• Problem:
Only the lines holding the string "title" are needed; copy each of them from the data.

^^^^^^^^

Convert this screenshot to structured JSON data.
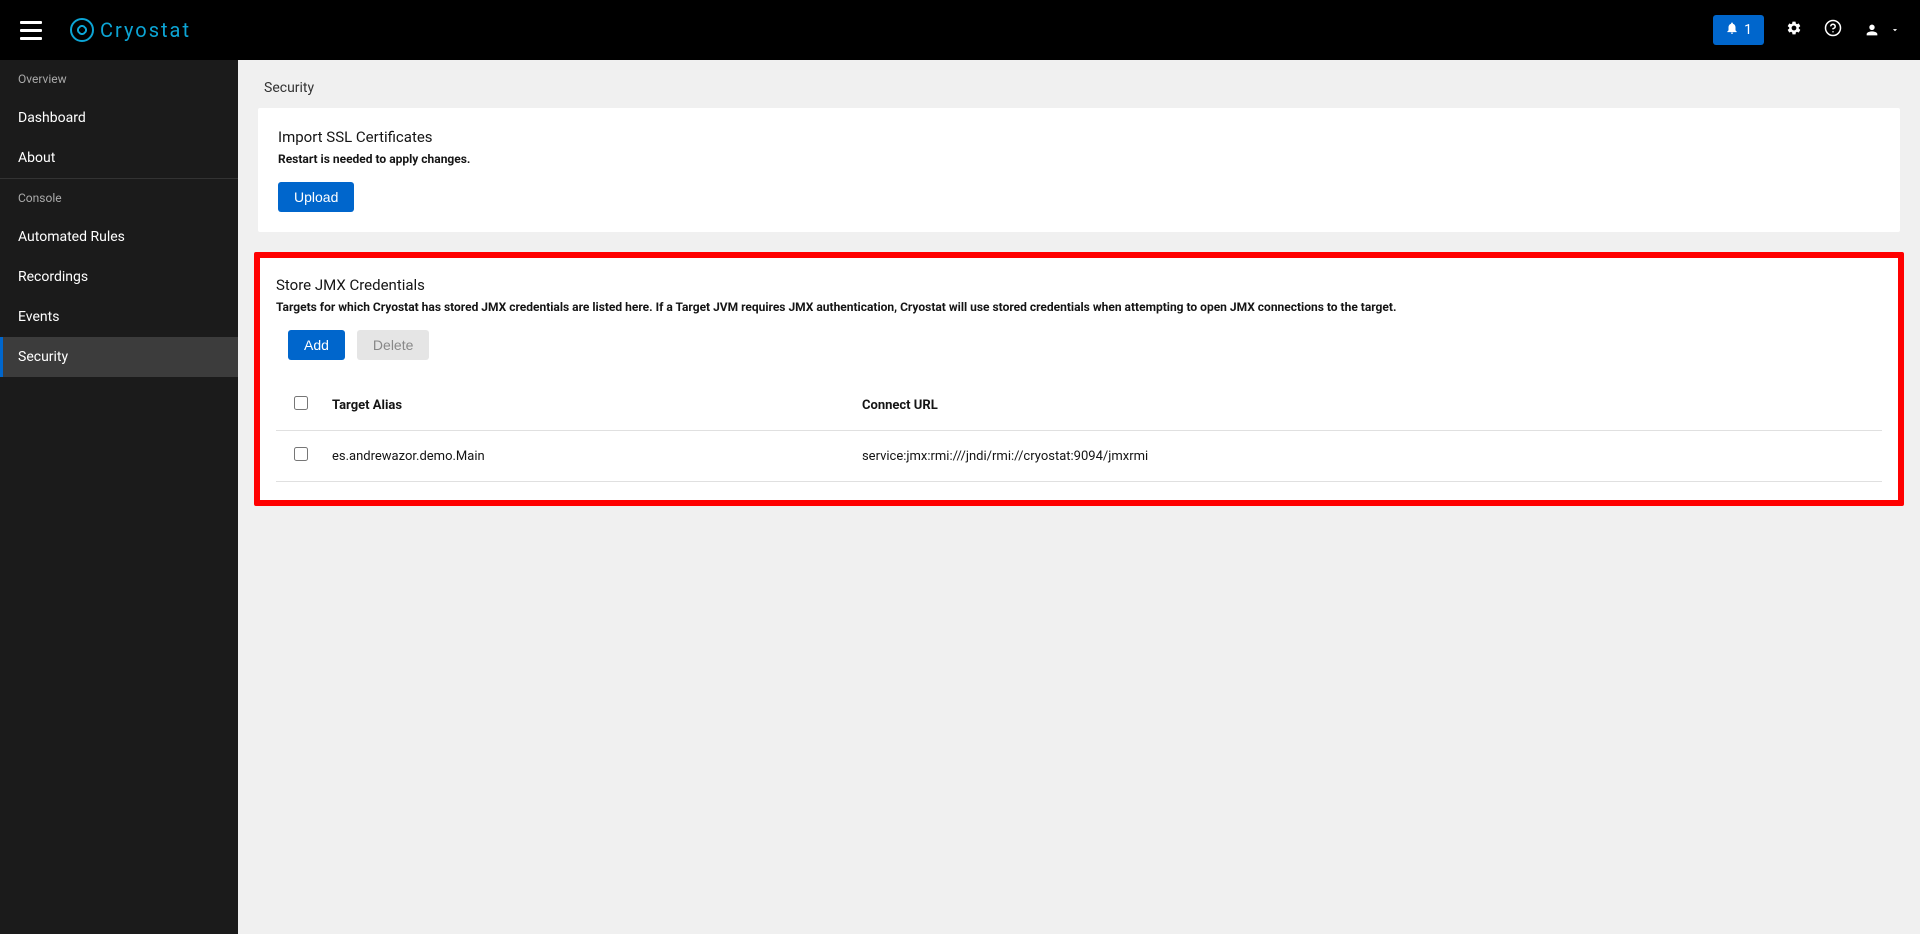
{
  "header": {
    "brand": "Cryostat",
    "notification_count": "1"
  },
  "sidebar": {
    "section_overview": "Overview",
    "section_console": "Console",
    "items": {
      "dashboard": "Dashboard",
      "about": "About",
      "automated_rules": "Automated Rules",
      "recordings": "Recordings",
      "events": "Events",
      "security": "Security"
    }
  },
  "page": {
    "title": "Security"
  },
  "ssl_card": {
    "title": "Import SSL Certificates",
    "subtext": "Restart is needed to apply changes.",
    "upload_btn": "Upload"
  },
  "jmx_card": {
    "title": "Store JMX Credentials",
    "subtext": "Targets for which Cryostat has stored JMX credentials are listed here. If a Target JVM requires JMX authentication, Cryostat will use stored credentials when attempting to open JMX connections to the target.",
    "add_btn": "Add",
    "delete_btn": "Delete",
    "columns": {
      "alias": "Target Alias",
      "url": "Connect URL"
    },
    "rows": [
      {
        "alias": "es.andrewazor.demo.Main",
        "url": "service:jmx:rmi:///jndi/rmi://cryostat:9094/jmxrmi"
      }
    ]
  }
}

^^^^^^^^

• Solution for this problem:
    "title": "Security"
    "title": "Import SSL Certificates",
    "title": "Store JMX Credentials",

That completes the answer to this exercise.